Items listed in a dataset:
────────────────────

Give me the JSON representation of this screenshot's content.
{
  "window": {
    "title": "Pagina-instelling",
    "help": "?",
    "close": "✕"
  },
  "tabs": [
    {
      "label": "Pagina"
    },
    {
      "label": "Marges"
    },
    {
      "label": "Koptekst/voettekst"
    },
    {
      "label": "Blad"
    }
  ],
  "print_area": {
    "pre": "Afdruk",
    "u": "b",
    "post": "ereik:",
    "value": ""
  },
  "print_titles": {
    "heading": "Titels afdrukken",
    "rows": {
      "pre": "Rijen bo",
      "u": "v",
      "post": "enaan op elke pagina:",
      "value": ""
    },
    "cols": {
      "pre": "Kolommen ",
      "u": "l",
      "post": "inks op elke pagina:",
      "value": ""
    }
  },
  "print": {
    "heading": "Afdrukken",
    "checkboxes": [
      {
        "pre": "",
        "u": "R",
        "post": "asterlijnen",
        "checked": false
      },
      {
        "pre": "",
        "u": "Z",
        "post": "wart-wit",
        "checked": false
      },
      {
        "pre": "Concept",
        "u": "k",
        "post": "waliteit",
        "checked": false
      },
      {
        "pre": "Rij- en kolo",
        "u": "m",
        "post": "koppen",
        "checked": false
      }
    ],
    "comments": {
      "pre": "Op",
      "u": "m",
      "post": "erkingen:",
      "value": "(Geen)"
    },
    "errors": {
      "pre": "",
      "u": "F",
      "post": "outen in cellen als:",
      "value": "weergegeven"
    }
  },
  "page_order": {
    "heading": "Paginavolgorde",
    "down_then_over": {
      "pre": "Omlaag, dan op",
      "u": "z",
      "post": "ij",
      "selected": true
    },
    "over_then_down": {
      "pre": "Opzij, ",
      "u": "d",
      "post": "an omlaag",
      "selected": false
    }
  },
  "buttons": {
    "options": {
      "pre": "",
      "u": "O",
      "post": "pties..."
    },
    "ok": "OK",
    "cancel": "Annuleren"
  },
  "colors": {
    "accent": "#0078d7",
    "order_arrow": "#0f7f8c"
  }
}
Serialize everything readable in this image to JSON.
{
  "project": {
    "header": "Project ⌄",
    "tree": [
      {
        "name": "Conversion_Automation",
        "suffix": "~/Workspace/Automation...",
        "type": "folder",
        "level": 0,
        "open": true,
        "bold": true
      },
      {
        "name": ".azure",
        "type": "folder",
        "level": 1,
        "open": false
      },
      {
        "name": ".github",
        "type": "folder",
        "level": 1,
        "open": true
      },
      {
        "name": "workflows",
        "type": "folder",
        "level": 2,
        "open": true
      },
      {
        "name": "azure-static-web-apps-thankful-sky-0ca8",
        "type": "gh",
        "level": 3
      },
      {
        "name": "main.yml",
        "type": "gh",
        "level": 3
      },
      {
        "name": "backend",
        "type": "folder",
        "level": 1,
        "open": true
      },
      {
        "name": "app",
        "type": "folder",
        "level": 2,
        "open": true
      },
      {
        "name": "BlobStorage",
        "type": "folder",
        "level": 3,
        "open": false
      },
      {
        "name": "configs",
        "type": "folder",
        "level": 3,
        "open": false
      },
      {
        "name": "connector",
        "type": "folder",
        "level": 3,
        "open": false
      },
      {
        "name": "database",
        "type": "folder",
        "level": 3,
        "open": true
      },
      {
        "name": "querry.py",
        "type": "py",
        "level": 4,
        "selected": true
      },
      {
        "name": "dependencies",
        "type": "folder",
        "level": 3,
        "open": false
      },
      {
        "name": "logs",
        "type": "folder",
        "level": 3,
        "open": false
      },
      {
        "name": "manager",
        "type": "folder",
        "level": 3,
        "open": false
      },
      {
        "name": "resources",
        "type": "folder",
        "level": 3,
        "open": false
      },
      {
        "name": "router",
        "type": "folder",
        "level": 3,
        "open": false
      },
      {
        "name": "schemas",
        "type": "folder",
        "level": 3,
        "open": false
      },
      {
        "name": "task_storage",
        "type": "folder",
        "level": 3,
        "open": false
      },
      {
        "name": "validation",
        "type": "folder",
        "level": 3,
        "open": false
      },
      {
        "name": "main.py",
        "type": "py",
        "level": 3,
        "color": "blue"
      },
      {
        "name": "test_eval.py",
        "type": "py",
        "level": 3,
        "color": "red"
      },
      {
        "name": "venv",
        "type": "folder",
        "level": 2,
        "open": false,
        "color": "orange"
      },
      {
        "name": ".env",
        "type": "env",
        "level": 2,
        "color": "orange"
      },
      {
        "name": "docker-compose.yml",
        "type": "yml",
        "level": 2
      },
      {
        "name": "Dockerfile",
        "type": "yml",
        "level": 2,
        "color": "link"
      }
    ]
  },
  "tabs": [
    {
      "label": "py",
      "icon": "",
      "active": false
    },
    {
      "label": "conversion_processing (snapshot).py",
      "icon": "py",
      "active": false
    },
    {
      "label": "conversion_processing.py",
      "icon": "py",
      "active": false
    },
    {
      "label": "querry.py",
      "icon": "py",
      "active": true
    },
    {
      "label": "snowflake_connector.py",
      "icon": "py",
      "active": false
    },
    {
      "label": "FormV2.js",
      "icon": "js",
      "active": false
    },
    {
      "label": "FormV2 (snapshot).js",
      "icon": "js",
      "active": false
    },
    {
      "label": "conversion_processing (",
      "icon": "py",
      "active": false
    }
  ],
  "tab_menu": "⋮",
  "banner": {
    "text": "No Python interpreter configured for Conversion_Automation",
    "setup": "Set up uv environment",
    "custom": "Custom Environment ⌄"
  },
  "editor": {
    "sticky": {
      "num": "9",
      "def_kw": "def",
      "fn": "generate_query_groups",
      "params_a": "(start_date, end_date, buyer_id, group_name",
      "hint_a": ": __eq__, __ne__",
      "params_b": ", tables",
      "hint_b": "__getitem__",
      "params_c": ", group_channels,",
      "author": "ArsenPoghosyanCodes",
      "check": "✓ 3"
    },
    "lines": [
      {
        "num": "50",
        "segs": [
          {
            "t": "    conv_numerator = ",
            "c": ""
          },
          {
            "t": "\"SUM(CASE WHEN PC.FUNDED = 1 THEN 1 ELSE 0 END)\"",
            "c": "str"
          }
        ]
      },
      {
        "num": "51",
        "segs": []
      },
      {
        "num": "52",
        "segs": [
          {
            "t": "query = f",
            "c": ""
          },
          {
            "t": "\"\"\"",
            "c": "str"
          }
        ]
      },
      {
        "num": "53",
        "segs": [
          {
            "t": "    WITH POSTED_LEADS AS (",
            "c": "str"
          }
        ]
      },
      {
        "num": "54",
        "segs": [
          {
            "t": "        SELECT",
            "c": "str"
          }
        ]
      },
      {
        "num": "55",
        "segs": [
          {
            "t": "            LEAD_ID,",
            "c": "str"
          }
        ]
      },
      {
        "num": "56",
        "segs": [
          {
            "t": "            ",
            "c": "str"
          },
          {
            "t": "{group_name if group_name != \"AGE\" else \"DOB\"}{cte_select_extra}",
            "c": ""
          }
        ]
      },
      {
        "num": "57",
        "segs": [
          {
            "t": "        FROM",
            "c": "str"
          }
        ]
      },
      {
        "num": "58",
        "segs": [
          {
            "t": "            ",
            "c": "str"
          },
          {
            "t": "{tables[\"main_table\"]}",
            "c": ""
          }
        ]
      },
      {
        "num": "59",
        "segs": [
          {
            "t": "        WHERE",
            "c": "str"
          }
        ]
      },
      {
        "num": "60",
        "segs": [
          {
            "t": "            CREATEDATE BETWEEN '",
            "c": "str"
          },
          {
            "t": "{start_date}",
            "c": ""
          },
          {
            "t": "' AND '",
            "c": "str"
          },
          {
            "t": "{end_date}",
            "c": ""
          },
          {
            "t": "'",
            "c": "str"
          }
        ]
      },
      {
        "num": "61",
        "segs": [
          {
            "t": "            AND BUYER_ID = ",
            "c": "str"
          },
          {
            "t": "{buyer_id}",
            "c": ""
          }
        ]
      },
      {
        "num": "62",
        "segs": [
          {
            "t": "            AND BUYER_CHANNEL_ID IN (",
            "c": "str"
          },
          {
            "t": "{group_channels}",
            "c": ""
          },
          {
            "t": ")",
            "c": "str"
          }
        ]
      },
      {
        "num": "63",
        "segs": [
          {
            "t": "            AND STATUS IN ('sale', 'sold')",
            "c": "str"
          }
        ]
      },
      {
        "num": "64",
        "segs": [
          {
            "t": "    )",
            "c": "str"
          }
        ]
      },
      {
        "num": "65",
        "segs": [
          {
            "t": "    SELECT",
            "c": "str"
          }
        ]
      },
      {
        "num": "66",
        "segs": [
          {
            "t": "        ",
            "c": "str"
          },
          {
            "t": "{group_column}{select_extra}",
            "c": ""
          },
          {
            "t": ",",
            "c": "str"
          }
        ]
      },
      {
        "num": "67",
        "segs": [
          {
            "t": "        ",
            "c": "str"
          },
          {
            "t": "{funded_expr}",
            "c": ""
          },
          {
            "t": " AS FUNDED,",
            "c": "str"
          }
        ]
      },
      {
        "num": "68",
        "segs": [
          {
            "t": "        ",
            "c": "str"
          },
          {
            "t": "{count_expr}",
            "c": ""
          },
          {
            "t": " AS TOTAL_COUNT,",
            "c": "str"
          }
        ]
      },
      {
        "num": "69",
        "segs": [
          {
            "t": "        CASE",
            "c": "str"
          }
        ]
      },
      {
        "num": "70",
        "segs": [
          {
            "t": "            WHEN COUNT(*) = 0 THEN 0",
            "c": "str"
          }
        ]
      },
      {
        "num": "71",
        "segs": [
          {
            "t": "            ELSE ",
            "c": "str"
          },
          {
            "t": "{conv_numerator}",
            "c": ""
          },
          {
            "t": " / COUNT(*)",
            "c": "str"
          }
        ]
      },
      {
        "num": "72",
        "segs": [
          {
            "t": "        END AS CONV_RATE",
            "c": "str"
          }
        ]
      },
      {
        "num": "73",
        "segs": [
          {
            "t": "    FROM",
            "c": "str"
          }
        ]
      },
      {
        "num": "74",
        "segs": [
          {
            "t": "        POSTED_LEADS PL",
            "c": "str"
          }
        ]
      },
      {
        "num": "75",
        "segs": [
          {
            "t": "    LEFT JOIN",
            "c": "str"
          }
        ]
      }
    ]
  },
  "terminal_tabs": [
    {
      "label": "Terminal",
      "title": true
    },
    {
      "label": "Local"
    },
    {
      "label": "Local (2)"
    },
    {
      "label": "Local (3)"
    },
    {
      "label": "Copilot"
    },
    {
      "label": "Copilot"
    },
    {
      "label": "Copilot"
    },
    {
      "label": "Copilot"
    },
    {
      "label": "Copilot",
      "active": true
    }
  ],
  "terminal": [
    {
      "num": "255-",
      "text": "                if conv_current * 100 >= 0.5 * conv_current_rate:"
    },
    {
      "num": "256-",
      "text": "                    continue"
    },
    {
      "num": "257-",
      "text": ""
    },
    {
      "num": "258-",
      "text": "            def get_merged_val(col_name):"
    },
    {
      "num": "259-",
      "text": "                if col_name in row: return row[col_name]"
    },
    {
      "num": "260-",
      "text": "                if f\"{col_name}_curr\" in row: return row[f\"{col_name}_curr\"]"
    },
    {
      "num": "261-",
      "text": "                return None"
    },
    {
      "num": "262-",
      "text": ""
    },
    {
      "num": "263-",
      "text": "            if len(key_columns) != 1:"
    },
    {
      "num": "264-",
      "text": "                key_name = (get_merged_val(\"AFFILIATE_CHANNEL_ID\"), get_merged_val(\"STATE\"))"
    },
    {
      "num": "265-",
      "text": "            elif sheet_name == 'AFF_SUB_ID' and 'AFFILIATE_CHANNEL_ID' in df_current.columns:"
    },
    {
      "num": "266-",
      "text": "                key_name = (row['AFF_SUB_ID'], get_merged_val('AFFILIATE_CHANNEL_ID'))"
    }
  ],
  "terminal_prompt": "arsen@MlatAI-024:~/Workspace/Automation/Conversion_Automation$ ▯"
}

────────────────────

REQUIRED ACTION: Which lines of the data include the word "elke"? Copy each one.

ANSWER FOR THIS EXERCISE:
      "post": "enaan op elke pagina:",
      "post": "inks op elke pagina:",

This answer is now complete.